According to data from the World Land Trust, the Gran Chaco forest is being cut at the rate of 63 hectares per hour (156 acres), or 1.05 hectares (2.5 acres) per minute! Creative Carbon’s project in the Gran Chaco, Paraguay will help mitigate this rampant deforestation, improve livelihoods of extremely marginalized communities, and protect important ecosystems and important biodiversity.
This rate of deforestation puts the Gran Chaco in Paraguay as having one of the highest deforestation rates in the world and there is very little debate that the Chaco Forest is at immediate risk of total and irreparable destruction.
Creative Carbon, in partnership with Atenil S.A., is developing the largest REDD+ project (REDD+ stands for Reducing Emissions from Deforestation and forest Degradation, plus the sustainable management of forests, and the conservation and enhancement of forest carbon stocks) project in Paraguay. With over 75,000 ha under management for this project. We call this project – “Chaco Vivo.”
Two-thirds of the Gran Chaco, or 130 million acres, are in Argentina, but it also covers parts of Bolivia and Paraguay. Its massive forests are home to unique vegetation and wildlife, including 3,400 plant and 500 bird species and hundreds of mammals, reptiles, and amphibians. Nine million people live in the Gran Chaco, including several Indigenous communities. The encroaching agricultural and livestock frontier, along with hunting and the effects of climate change, are also key factors in a situation that requires urgent measures.
EXTENSIVE AGRICULTURAL EXPANSION
Agricultural expansion, driven by cattle and soy production, is the biggest threat to the natural ecosystems of the Gran Chaco in Argentina, Paraguay, and Bolivia. Growing market demand, coupled with innovations in genetics and management, has made cultivation in drier and less productive areas more viable.
Before 2004, Paraguay had the second-highest deforestation rate in the world, but since the government enacted the 2004 Forest Conversion Moratorium to protect the Atlantic Forest in Paraguay, soy has increasingly been grown in the Chaco on land previously used to raise cattle. As the law pertains only to the protection of forest and not to other landscapes such as savannas, an unexpected result has been that cattle ranching has expanded massively in the Gran Chaco. Some soy is also now being cultivated directly in the Chaco, with infrastructure in the region developing rapidly.

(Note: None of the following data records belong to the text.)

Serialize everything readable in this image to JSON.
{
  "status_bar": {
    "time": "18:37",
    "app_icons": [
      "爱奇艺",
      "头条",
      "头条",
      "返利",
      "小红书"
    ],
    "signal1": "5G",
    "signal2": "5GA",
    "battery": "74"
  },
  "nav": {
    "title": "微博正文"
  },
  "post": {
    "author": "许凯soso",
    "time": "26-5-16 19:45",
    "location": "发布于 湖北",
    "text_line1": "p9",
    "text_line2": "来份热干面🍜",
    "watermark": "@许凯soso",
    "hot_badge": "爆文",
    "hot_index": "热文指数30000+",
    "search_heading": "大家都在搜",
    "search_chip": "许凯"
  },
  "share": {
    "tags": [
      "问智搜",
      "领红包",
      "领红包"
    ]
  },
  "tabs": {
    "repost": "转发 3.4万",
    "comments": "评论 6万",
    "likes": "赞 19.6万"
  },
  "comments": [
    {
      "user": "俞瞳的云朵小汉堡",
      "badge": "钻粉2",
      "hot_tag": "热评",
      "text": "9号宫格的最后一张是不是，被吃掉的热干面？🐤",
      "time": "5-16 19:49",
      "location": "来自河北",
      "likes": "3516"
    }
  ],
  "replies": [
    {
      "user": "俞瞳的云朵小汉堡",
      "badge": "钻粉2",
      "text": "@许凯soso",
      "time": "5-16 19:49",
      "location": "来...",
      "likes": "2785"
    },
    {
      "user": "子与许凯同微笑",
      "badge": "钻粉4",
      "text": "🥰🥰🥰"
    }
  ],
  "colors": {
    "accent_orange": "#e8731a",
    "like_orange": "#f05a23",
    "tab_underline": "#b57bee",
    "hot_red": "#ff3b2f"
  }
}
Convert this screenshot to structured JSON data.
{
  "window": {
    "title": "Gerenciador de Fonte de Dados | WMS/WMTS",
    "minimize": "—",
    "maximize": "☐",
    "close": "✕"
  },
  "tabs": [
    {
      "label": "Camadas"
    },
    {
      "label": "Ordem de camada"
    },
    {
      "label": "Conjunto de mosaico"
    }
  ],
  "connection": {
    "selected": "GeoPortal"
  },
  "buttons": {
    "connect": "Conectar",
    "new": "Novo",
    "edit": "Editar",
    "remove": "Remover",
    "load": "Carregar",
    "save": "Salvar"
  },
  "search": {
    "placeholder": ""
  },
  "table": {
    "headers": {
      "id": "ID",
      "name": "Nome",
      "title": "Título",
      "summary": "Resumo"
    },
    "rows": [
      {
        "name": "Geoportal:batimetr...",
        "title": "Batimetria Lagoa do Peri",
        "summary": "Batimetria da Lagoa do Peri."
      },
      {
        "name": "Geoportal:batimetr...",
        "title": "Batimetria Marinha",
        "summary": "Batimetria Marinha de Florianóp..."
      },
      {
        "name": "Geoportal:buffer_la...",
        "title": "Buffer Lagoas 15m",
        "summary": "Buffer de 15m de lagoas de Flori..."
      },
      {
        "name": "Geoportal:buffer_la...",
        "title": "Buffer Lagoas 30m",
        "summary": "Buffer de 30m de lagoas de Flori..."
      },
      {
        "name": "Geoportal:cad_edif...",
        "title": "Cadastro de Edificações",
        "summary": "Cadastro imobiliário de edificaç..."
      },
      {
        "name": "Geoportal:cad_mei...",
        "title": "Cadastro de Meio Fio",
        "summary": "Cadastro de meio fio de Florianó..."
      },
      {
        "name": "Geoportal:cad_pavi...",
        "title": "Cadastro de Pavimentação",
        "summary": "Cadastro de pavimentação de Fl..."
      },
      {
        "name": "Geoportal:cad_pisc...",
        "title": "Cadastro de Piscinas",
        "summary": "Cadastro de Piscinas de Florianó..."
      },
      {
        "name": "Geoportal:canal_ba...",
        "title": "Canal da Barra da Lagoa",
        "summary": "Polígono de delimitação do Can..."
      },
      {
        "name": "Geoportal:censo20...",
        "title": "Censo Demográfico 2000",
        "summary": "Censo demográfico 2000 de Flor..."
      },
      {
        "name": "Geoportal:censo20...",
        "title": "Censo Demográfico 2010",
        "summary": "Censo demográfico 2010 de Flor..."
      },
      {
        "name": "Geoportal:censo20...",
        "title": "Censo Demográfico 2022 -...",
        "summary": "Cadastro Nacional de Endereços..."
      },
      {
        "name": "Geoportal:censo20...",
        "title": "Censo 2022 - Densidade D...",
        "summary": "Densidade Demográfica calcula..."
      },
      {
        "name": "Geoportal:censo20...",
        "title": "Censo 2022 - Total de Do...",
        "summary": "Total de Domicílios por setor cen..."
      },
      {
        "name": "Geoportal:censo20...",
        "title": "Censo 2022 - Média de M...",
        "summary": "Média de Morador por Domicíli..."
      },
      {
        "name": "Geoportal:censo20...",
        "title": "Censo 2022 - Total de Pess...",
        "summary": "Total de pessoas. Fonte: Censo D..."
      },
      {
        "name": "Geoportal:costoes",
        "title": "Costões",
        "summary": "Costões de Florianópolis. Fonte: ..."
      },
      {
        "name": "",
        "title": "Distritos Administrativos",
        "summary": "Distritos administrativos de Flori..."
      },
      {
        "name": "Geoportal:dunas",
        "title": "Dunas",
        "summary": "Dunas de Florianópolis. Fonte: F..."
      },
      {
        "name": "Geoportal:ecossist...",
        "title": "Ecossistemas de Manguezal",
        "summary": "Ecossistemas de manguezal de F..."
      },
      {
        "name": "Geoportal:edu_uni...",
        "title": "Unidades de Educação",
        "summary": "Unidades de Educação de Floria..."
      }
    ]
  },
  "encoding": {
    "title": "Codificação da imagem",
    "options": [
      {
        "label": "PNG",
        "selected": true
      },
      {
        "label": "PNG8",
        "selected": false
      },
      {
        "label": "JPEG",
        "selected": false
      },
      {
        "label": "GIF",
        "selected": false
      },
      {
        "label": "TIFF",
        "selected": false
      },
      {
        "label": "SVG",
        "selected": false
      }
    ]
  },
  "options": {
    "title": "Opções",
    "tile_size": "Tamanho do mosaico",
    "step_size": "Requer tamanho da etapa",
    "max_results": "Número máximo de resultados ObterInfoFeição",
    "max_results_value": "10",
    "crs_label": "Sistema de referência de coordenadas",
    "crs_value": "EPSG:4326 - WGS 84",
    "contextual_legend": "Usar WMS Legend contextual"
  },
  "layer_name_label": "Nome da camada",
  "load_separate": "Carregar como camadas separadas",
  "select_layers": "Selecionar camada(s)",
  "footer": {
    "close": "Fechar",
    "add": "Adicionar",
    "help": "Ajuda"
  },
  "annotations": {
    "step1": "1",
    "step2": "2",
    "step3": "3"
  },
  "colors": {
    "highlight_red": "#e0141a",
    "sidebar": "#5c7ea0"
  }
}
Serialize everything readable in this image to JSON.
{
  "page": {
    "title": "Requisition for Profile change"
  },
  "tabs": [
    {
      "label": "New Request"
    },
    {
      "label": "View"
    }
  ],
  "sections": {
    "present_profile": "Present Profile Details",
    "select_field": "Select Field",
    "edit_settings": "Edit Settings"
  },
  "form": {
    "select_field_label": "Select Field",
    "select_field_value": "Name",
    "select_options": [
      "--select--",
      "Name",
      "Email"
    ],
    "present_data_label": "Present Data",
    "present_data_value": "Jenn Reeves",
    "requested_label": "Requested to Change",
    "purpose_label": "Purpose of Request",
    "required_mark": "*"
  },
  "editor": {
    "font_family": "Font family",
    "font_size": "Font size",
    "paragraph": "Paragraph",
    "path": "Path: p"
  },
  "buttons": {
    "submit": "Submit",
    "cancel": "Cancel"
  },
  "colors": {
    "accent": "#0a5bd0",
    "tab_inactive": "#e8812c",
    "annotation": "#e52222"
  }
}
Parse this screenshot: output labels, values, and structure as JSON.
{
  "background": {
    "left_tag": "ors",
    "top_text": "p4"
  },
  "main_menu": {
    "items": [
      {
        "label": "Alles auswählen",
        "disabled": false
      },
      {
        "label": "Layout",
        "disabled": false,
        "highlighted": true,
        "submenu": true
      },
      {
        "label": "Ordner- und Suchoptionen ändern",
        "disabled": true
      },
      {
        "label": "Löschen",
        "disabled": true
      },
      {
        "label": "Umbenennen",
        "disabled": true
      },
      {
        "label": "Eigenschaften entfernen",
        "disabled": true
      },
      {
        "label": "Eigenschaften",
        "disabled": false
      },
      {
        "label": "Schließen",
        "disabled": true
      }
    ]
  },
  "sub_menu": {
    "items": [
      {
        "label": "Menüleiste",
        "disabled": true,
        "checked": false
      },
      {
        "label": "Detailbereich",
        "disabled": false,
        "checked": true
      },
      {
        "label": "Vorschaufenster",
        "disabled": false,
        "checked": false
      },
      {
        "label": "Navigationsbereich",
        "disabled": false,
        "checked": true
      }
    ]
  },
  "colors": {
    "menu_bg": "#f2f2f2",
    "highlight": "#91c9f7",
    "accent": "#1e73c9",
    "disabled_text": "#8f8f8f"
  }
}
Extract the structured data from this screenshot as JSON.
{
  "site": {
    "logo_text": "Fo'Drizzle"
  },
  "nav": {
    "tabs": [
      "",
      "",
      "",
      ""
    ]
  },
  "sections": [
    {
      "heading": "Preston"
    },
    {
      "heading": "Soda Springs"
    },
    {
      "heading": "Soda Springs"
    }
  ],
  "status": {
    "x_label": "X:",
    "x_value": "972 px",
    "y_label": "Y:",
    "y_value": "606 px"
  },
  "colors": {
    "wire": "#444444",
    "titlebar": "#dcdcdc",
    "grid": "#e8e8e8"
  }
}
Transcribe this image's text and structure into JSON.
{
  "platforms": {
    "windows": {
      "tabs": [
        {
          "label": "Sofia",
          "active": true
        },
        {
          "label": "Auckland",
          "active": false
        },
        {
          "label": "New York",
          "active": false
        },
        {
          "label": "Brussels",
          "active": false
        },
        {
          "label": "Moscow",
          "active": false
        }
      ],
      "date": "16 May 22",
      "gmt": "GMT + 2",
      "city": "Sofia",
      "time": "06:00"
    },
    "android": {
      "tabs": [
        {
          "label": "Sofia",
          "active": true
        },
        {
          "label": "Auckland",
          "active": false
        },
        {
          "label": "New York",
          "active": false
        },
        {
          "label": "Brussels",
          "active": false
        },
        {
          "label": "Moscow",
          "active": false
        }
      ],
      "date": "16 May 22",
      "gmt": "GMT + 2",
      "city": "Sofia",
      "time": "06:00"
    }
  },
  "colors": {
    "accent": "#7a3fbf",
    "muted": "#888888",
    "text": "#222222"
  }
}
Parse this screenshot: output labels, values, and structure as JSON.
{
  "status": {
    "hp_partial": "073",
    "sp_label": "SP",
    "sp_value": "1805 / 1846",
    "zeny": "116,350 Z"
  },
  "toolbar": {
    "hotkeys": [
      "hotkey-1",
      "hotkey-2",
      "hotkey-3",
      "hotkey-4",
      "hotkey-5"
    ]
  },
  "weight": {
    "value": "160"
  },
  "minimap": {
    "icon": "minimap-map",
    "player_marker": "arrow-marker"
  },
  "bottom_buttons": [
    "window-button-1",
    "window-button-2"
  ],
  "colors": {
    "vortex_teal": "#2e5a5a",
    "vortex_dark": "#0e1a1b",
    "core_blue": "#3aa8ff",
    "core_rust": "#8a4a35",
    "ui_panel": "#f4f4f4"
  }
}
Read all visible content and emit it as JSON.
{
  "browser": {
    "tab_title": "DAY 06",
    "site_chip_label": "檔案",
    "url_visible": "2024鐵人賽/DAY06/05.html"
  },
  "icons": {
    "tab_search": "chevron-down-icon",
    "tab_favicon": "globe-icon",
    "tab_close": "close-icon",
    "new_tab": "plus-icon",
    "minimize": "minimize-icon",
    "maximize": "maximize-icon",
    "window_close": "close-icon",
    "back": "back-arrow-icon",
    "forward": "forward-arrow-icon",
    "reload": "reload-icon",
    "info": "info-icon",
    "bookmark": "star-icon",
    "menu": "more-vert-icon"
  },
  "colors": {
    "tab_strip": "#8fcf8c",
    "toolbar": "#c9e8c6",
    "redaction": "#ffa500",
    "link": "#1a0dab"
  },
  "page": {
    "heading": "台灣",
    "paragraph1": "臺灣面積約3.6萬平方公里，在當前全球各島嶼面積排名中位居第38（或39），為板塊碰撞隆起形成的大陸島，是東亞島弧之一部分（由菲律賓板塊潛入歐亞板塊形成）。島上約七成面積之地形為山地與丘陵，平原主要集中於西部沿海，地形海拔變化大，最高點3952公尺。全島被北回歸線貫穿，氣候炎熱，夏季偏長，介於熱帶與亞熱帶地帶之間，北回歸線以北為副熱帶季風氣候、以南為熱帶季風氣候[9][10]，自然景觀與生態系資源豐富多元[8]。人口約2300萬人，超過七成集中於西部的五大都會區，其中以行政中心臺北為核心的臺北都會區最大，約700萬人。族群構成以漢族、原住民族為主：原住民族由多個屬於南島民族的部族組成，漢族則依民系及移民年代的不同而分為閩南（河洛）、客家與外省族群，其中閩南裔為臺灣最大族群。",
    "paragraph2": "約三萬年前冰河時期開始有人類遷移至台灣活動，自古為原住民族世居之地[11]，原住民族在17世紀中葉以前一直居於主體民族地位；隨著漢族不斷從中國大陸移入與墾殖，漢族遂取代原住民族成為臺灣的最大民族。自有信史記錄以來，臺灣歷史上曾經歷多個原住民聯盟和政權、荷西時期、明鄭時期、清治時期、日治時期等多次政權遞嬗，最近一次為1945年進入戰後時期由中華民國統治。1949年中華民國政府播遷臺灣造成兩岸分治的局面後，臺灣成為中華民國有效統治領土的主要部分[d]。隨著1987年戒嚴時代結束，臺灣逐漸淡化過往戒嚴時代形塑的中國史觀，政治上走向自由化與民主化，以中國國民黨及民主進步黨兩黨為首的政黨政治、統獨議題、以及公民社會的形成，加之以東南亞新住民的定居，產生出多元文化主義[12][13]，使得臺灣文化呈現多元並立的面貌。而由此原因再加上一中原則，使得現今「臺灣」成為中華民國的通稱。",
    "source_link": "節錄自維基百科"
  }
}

While land is most often cleared for agricultural production, trees are often cut from forested areas and used for firewood and charcoal production. Logging, sometimes done illegally, is a threat across the various landscapes, while pulpwood plantations continue to be linked to conversion in the west Argentinean Chaco.
Creative Carbon is working closely with local stakeholders to mitigate these and other risks on this beautiful, but critically threatened ecosystem.
Stay tuned as Project Chaco Vivo develops!
If you would like to get involved with Creative Carbon in the Gran Chaco, please visit our Support Us page by clicking here to learn how you can help!